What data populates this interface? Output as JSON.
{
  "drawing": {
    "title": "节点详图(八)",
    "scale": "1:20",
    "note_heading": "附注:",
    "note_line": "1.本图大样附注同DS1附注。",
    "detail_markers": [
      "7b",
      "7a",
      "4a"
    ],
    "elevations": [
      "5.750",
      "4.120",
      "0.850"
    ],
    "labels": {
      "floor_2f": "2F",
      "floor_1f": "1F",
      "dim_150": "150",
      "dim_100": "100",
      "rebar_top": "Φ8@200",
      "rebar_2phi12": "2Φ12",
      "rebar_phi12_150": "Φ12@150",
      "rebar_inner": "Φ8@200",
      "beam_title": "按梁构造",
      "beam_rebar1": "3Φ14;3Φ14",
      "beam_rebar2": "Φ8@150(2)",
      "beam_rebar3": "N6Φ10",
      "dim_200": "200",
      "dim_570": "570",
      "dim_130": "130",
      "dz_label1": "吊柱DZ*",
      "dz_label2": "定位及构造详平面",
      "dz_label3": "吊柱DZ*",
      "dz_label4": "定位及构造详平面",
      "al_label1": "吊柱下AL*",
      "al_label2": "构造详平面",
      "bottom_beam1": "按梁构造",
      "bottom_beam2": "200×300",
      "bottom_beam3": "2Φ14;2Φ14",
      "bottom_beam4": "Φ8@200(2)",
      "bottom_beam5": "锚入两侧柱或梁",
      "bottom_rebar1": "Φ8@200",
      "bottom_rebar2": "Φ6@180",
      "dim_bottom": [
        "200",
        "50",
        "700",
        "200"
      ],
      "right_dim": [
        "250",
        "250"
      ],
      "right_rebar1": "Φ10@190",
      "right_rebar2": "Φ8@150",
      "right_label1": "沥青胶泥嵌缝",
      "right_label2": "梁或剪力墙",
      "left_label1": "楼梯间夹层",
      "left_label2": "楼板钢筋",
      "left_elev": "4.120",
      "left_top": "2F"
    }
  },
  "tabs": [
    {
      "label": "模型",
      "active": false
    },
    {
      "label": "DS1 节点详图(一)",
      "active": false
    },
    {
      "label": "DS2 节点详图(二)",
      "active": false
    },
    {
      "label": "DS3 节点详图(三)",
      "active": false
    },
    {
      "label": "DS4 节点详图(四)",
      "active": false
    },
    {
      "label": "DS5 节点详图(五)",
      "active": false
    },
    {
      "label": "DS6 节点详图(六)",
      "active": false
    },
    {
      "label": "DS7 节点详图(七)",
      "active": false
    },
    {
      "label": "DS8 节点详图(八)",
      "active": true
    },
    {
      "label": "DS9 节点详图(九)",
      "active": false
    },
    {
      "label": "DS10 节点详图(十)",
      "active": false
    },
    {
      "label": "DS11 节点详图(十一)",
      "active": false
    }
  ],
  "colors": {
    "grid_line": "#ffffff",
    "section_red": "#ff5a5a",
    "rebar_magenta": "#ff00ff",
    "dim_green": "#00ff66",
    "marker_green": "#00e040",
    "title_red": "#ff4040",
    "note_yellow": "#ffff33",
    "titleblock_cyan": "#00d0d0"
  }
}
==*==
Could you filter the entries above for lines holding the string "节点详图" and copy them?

◆ Written response:
    "title": "节点详图(八)",
      "label": "DS1 节点详图(一)",
      "label": "DS2 节点详图(二)",
      "label": "DS3 节点详图(三)",
      "label": "DS4 节点详图(四)",
      "label": "DS5 节点详图(五)",
      "label": "DS6 节点详图(六)",
      "label": "DS7 节点详图(七)",
      "label": "DS8 节点详图(八)",
      "label": "DS9 节点详图(九)",
      "label": "DS10 节点详图(十)",
      "label": "DS11 节点详图(十一)",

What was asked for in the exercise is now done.